[[ Records provided open ]]
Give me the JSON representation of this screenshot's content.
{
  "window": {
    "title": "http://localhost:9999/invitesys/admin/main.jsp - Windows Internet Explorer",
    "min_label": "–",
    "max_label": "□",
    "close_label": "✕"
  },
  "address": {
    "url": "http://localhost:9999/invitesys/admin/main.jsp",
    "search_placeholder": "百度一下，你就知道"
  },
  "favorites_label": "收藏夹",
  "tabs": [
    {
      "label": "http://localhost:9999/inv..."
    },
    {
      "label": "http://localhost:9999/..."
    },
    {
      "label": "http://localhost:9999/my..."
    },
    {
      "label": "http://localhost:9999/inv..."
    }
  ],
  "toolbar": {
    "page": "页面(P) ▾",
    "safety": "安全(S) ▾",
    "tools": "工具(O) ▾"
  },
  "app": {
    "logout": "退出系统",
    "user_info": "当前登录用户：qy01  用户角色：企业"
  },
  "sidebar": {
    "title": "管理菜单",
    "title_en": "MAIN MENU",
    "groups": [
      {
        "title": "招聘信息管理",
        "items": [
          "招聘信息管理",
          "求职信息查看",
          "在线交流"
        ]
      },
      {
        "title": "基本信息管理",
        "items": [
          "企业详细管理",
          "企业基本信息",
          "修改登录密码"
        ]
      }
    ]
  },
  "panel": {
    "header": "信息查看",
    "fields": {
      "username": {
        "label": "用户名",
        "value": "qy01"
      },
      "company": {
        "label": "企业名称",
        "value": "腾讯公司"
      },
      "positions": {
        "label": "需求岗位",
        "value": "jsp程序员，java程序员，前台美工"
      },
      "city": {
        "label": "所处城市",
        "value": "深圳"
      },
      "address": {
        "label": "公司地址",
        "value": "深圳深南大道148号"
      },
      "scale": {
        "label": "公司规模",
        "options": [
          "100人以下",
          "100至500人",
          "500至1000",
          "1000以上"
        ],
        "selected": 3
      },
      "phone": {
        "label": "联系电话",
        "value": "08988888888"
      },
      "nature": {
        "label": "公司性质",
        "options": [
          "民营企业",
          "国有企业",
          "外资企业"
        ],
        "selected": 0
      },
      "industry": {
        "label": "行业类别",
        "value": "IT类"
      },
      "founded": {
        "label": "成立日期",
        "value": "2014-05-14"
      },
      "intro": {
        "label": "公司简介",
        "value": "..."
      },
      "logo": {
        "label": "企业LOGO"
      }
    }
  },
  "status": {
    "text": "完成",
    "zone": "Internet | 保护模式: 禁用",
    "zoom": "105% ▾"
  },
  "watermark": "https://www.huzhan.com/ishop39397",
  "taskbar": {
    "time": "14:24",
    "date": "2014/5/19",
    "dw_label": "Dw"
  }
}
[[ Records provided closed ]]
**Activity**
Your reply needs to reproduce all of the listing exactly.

**Output of the exercise**
Give me the JSON representation of this screenshot's content.
{
  "window": {
    "title": "http://localhost:9999/invitesys/admin/main.jsp - Windows Internet Explorer",
    "min_label": "–",
    "max_label": "□",
    "close_label": "✕"
  },
  "address": {
    "url": "http://localhost:9999/invitesys/admin/main.jsp",
    "search_placeholder": "百度一下，你就知道"
  },
  "favorites_label": "收藏夹",
  "tabs": [
    {
      "label": "http://localhost:9999/inv..."
    },
    {
      "label": "http://localhost:9999/..."
    },
    {
      "label": "http://localhost:9999/my..."
    },
    {
      "label": "http://localhost:9999/inv..."
    }
  ],
  "toolbar": {
    "page": "页面(P) ▾",
    "safety": "安全(S) ▾",
    "tools": "工具(O) ▾"
  },
  "app": {
    "logout": "退出系统",
    "user_info": "当前登录用户：qy01  用户角色：企业"
  },
  "sidebar": {
    "title": "管理菜单",
    "title_en": "MAIN MENU",
    "groups": [
      {
        "title": "招聘信息管理",
        "items": [
          "招聘信息管理",
          "求职信息查看",
          "在线交流"
        ]
      },
      {
        "title": "基本信息管理",
        "items": [
          "企业详细管理",
          "企业基本信息",
          "修改登录密码"
        ]
      }
    ]
  },
  "panel": {
    "header": "信息查看",
    "fields": {
      "username": {
        "label": "用户名",
        "value": "qy01"
      },
      "company": {
        "label": "企业名称",
        "value": "腾讯公司"
      },
      "positions": {
        "label": "需求岗位",
        "value": "jsp程序员，java程序员，前台美工"
      },
      "city": {
        "label": "所处城市",
        "value": "深圳"
      },
      "address": {
        "label": "公司地址",
        "value": "深圳深南大道148号"
      },
      "scale": {
        "label": "公司规模",
        "options": [
          "100人以下",
          "100至500人",
          "500至1000",
          "1000以上"
        ],
        "selected": 3
      },
      "phone": {
        "label": "联系电话",
        "value": "08988888888"
      },
      "nature": {
        "label": "公司性质",
        "options": [
          "民营企业",
          "国有企业",
          "外资企业"
        ],
        "selected": 0
      },
      "industry": {
        "label": "行业类别",
        "value": "IT类"
      },
      "founded": {
        "label": "成立日期",
        "value": "2014-05-14"
      },
      "intro": {
        "label": "公司简介",
        "value": "..."
      },
      "logo": {
        "label": "企业LOGO"
      }
    }
  },
  "status": {
    "text": "完成",
    "zone": "Internet | 保护模式: 禁用",
    "zoom": "105% ▾"
  },
  "watermark": "https://www.huzhan.com/ishop39397",
  "taskbar": {
    "time": "14:24",
    "date": "2014/5/19",
    "dw_label": "Dw"
  }
}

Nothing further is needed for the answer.